— Your instructions —
Show, from the entries below, every line in which "Франківська" appears.
__________________________________________________
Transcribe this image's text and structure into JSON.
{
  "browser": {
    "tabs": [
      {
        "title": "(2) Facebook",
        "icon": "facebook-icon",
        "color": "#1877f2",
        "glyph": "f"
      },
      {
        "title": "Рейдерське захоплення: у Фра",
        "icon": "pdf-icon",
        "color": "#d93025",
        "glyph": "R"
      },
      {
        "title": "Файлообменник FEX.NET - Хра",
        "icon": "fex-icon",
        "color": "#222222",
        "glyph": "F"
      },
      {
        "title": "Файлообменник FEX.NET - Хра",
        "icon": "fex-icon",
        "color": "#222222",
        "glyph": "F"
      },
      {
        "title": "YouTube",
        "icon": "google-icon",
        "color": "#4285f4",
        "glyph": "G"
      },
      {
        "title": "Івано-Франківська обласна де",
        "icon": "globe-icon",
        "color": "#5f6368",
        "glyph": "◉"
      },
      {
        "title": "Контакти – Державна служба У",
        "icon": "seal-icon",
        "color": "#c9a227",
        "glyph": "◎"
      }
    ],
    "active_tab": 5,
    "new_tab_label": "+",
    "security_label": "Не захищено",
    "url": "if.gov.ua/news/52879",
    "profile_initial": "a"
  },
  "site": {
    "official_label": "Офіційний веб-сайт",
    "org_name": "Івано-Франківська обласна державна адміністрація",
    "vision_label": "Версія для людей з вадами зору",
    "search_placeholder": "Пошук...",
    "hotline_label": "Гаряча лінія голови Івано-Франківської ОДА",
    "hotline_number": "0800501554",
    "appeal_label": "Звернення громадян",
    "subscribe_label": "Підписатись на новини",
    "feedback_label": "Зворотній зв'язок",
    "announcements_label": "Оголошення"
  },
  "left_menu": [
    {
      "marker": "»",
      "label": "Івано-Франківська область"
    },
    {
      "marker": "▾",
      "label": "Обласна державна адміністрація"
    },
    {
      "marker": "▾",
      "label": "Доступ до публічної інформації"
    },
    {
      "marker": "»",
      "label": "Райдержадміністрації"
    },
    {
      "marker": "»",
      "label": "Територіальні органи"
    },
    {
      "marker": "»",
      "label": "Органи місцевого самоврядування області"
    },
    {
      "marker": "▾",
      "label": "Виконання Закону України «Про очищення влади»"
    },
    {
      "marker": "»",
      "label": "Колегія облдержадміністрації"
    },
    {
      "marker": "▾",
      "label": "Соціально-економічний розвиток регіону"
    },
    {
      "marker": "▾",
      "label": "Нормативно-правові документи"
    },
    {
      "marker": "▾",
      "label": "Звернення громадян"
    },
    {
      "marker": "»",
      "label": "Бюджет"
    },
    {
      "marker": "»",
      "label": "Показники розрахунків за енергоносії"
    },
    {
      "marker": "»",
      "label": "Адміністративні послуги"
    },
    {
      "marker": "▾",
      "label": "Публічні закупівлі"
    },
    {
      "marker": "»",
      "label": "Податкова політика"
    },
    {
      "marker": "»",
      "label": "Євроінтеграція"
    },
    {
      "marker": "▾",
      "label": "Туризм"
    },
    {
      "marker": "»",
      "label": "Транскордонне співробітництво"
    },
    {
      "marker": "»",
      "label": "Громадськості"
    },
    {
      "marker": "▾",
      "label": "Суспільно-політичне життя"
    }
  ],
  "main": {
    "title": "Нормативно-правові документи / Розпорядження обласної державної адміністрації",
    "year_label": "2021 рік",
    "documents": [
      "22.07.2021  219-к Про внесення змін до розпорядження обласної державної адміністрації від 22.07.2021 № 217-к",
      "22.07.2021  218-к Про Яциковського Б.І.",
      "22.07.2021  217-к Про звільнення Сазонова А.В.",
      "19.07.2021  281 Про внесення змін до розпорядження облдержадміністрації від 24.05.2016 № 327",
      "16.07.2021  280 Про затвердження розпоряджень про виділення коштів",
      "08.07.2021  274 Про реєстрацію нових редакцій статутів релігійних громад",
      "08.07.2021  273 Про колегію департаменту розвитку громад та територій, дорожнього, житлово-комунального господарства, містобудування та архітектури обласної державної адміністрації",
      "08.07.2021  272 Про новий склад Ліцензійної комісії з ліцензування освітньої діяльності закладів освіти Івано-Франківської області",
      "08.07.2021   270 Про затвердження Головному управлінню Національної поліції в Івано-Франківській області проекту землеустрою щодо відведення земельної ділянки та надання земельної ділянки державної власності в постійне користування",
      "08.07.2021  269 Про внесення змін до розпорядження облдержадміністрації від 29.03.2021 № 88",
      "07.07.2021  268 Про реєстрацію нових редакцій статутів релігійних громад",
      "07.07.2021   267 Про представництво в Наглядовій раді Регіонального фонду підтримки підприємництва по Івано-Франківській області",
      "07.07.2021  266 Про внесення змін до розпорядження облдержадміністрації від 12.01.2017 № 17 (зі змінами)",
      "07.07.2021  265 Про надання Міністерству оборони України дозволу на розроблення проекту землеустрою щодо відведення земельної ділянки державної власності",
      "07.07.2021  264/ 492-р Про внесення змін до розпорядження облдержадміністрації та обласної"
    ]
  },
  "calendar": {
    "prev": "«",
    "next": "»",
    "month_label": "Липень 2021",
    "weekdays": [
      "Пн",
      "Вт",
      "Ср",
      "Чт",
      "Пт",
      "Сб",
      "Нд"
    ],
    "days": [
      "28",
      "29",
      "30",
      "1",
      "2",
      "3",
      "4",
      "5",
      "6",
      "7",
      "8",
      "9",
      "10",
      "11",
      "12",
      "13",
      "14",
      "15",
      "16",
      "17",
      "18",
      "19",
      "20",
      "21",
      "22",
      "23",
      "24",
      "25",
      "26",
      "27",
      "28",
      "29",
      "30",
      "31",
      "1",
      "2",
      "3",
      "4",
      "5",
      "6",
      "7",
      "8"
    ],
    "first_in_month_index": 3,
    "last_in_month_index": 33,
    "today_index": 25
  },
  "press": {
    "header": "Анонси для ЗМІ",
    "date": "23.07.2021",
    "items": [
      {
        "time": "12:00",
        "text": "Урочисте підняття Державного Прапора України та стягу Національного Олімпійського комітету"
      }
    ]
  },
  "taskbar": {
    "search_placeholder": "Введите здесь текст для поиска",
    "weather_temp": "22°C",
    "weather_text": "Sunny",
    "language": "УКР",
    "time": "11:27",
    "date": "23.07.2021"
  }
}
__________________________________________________
— Response to the exercise —
        "title": "Івано-Франківська обласна де",
    "org_name": "Івано-Франківська обласна державна адміністрація",
      "label": "Івано-Франківська область"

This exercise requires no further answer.